> _What to work on_: The records that follow need to be output exactly as they are.

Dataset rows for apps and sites
● ● ● ● ● ● ●

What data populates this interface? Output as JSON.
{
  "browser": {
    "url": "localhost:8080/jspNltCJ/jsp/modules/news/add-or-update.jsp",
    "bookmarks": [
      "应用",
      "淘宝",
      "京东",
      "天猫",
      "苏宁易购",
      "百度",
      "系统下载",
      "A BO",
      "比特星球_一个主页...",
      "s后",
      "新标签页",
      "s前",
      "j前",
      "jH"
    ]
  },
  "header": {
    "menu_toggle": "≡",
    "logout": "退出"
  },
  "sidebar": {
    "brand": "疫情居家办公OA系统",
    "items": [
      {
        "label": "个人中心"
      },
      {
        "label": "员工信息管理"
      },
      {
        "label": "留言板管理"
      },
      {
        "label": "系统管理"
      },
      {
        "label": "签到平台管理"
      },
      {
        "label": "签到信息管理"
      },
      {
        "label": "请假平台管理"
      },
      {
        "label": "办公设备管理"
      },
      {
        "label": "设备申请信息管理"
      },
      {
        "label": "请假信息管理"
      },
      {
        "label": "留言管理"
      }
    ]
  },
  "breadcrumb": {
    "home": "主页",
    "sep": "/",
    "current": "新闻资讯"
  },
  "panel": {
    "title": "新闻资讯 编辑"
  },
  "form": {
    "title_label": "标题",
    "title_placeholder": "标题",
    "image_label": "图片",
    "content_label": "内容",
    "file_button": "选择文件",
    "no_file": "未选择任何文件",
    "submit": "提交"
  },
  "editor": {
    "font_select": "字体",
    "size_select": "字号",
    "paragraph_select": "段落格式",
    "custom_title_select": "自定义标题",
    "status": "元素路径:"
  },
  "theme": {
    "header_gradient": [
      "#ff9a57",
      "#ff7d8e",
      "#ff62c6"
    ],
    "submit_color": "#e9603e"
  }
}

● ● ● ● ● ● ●

> _Exercise solution_:
What data populates this interface? Output as JSON.
{
  "browser": {
    "url": "localhost:8080/jspNltCJ/jsp/modules/news/add-or-update.jsp",
    "bookmarks": [
      "应用",
      "淘宝",
      "京东",
      "天猫",
      "苏宁易购",
      "百度",
      "系统下载",
      "A BO",
      "比特星球_一个主页...",
      "s后",
      "新标签页",
      "s前",
      "j前",
      "jH"
    ]
  },
  "header": {
    "menu_toggle": "≡",
    "logout": "退出"
  },
  "sidebar": {
    "brand": "疫情居家办公OA系统",
    "items": [
      {
        "label": "个人中心"
      },
      {
        "label": "员工信息管理"
      },
      {
        "label": "留言板管理"
      },
      {
        "label": "系统管理"
      },
      {
        "label": "签到平台管理"
      },
      {
        "label": "签到信息管理"
      },
      {
        "label": "请假平台管理"
      },
      {
        "label": "办公设备管理"
      },
      {
        "label": "设备申请信息管理"
      },
      {
        "label": "请假信息管理"
      },
      {
        "label": "留言管理"
      }
    ]
  },
  "breadcrumb": {
    "home": "主页",
    "sep": "/",
    "current": "新闻资讯"
  },
  "panel": {
    "title": "新闻资讯 编辑"
  },
  "form": {
    "title_label": "标题",
    "title_placeholder": "标题",
    "image_label": "图片",
    "content_label": "内容",
    "file_button": "选择文件",
    "no_file": "未选择任何文件",
    "submit": "提交"
  },
  "editor": {
    "font_select": "字体",
    "size_select": "字号",
    "paragraph_select": "段落格式",
    "custom_title_select": "自定义标题",
    "status": "元素路径:"
  },
  "theme": {
    "header_gradient": [
      "#ff9a57",
      "#ff7d8e",
      "#ff62c6"
    ],
    "submit_color": "#e9603e"
  }
}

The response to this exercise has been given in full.